These days, companies are tempted to hang on to their notebook computers for a couple of years beyond the usual three-year life cycle in order to avoid the capital expense of replacing them. But tech analyst Jack Gold has developed a cost model that casts doubt on that make-do strategy.
In essence, Gold said that in Years 4 and 5, the laptops are more trouble than they’re worth. Gold, founder of J.Gold Associates LLC in Northboro, Mass., said that because of the need for repairs, keeping notebooks the extra two years actually costs an additional $960 per machine — a sum that may exceed a cost of a typical replacement notebook.
“After the third year, hard drive failures go up dramatically,” as do problems with keyboards, screens and batteries, Gold said in an interview. Plus, the outdated notebooks will cost an organization $9,600 annually per person in lost end-user productivity, Gold said, since a machine that’s two generations behind current models takes longer to boot up and runs sluggishly.
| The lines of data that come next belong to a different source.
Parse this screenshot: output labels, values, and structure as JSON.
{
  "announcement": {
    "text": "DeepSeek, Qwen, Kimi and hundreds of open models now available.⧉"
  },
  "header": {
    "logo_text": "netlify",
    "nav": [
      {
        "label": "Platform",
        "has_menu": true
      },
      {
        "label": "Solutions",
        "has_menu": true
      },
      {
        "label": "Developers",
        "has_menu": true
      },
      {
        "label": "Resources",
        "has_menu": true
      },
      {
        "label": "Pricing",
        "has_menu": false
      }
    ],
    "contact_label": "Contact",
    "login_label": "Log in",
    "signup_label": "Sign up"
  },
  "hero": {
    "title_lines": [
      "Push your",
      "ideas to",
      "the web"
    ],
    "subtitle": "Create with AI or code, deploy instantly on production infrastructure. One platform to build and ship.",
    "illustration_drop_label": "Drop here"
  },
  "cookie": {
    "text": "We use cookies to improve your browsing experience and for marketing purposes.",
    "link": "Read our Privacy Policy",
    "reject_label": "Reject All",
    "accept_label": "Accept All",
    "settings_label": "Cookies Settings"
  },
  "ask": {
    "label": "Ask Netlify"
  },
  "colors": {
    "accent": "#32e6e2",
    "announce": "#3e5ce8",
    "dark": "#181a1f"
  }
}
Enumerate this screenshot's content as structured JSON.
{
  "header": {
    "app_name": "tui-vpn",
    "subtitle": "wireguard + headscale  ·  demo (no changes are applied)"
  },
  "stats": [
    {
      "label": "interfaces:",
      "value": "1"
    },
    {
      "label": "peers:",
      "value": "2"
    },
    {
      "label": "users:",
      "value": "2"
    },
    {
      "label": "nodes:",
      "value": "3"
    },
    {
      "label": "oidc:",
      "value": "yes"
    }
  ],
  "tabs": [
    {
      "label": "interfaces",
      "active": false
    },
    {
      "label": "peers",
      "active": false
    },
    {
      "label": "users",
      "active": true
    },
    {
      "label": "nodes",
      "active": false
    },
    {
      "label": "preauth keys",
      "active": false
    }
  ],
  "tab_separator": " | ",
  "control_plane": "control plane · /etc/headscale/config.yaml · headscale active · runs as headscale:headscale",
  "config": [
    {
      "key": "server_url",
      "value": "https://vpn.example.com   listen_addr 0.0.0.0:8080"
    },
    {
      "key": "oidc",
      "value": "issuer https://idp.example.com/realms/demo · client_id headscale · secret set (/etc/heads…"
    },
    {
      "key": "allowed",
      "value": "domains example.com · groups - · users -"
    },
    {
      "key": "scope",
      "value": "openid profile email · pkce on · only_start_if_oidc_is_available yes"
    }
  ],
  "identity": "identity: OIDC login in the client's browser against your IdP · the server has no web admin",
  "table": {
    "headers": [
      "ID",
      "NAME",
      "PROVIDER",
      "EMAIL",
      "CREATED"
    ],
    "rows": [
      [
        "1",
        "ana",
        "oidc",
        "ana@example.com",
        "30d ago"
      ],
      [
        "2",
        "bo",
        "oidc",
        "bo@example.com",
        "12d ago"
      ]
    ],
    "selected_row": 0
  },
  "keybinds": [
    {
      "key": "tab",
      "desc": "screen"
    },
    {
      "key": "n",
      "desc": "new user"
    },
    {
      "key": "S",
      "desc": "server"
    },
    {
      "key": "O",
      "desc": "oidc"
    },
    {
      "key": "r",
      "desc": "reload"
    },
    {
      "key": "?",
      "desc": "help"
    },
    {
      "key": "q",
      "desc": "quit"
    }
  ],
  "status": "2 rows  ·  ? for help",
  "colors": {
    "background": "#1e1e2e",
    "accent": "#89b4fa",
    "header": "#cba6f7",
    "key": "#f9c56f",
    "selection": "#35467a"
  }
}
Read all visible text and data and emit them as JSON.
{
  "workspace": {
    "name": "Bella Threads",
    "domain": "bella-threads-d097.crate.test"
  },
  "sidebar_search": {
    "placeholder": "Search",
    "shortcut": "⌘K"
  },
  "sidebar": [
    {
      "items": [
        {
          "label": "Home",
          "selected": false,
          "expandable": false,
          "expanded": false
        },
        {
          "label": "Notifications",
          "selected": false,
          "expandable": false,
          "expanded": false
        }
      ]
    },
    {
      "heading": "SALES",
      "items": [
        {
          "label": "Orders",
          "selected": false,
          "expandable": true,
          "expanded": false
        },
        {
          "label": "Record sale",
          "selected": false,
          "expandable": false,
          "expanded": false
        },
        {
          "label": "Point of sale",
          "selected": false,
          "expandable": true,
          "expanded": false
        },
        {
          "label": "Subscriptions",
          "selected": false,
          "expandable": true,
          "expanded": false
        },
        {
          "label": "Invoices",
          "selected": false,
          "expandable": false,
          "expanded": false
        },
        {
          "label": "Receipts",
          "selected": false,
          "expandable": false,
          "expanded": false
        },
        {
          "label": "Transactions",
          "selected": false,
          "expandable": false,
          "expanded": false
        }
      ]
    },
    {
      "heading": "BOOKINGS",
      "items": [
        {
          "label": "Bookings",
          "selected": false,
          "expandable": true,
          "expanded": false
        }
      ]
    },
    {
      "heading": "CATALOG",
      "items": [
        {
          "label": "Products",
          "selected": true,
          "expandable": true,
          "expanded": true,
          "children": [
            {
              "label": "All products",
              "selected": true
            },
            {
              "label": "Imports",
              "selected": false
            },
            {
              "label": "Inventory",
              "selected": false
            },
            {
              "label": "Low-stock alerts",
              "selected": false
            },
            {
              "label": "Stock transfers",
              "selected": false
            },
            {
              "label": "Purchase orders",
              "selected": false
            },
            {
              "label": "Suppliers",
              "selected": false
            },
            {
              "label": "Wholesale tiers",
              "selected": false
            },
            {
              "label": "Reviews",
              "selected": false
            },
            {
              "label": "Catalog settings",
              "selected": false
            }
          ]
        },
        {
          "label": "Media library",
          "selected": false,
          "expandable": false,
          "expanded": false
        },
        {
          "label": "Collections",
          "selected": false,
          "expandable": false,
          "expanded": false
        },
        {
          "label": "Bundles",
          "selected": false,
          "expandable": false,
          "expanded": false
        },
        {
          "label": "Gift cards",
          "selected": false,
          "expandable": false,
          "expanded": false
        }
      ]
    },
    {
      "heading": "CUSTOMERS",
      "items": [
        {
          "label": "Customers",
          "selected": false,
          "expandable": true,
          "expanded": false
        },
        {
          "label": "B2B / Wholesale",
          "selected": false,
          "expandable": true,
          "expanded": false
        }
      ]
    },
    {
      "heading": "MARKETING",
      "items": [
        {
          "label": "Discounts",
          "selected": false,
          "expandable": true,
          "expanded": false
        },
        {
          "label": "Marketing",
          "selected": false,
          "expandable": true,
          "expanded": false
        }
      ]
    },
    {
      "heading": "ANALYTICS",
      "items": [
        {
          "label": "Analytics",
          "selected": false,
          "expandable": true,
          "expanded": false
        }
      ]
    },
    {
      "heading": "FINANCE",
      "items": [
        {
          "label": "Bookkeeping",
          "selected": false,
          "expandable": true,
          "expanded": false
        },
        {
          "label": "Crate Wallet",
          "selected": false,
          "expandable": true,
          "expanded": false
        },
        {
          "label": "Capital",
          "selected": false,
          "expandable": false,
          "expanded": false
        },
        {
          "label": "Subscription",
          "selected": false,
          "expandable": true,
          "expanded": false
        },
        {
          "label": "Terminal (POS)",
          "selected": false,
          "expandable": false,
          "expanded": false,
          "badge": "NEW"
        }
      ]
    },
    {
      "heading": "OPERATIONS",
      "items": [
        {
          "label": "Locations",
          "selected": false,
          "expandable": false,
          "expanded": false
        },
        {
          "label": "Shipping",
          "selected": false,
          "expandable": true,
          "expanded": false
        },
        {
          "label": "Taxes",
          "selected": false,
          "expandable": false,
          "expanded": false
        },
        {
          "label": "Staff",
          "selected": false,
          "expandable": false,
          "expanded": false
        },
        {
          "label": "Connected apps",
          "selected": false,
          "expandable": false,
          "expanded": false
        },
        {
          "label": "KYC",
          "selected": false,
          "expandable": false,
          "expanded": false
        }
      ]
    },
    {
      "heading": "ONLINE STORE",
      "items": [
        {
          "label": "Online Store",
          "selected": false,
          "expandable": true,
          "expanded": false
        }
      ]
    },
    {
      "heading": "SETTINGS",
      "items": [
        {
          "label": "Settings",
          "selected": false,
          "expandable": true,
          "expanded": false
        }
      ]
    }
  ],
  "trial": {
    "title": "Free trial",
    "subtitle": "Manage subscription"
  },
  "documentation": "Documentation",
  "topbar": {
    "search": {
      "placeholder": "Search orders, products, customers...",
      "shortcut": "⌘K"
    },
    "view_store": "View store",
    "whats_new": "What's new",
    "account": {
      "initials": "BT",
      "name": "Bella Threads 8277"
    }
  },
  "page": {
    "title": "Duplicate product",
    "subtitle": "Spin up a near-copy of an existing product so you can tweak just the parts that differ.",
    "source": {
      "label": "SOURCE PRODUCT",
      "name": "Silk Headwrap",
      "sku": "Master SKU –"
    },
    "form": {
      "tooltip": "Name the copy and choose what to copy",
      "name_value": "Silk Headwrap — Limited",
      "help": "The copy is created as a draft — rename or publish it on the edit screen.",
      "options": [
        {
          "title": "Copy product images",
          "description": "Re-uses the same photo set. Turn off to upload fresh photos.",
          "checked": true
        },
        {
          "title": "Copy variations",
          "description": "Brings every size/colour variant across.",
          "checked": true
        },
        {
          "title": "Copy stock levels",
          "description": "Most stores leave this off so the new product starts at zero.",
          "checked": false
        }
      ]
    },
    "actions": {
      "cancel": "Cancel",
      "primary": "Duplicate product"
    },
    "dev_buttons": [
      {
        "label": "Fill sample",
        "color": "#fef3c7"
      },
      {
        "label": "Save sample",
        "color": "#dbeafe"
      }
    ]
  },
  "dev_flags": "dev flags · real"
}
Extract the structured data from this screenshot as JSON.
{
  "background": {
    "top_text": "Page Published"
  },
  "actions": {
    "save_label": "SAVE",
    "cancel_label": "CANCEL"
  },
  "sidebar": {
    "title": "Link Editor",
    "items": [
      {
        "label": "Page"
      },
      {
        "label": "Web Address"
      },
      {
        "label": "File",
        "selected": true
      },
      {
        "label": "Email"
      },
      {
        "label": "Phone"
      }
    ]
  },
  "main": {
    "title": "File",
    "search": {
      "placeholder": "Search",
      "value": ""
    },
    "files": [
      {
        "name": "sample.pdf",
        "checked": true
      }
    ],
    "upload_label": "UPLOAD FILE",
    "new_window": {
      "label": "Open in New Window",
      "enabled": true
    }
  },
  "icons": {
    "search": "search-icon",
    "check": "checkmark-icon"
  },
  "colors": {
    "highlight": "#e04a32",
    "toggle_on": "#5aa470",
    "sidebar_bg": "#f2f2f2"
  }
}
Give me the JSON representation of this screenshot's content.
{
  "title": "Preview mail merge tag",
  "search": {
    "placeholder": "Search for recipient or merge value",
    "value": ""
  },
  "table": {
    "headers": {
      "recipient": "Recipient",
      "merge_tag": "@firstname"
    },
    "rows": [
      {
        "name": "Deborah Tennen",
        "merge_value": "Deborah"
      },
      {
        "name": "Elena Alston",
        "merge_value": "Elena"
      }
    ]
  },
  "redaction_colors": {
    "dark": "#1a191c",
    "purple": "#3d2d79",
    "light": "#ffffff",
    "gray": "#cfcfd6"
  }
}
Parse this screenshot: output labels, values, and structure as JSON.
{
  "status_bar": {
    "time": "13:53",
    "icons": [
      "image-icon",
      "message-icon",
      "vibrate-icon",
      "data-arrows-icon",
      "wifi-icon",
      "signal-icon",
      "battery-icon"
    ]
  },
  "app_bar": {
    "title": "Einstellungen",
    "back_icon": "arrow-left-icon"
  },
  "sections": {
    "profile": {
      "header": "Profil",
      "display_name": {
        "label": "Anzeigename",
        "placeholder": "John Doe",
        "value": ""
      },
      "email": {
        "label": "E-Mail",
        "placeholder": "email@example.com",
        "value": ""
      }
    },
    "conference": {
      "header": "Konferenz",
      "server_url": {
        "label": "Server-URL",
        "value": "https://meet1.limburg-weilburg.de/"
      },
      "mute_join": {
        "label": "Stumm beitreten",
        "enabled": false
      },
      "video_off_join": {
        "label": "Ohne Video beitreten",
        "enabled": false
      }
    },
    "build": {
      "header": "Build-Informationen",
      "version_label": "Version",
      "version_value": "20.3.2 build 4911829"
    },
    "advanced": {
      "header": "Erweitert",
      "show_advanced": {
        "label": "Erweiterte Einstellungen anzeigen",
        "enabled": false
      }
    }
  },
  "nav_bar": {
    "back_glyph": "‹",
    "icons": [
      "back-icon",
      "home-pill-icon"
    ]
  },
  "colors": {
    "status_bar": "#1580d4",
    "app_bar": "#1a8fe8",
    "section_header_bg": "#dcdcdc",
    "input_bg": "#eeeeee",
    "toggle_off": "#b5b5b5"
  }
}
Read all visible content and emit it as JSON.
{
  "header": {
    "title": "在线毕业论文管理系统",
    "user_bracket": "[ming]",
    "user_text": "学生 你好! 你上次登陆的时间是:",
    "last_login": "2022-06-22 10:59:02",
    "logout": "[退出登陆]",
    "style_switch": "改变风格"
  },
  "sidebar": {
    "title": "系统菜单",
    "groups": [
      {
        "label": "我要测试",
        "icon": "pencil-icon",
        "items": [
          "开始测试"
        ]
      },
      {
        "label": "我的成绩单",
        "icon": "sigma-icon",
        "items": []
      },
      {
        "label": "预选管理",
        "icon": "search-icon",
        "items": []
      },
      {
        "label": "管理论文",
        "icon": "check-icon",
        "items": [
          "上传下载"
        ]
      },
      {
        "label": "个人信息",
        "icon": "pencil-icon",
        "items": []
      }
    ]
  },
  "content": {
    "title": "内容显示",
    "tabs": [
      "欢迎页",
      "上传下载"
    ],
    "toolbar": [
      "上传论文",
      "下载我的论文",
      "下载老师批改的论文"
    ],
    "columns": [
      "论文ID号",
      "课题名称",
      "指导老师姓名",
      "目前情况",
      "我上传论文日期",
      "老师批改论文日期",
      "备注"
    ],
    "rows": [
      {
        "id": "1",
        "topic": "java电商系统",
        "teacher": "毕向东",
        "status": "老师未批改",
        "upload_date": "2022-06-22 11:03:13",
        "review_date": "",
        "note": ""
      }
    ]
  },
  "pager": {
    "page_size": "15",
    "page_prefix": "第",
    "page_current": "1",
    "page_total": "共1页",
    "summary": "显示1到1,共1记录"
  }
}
Gold’s model also indicates that the cost of repairing a failed notebook that’s under warranty is $970, whereas the cost of repairing a failed notebook that isn’t under warranty is $1,425.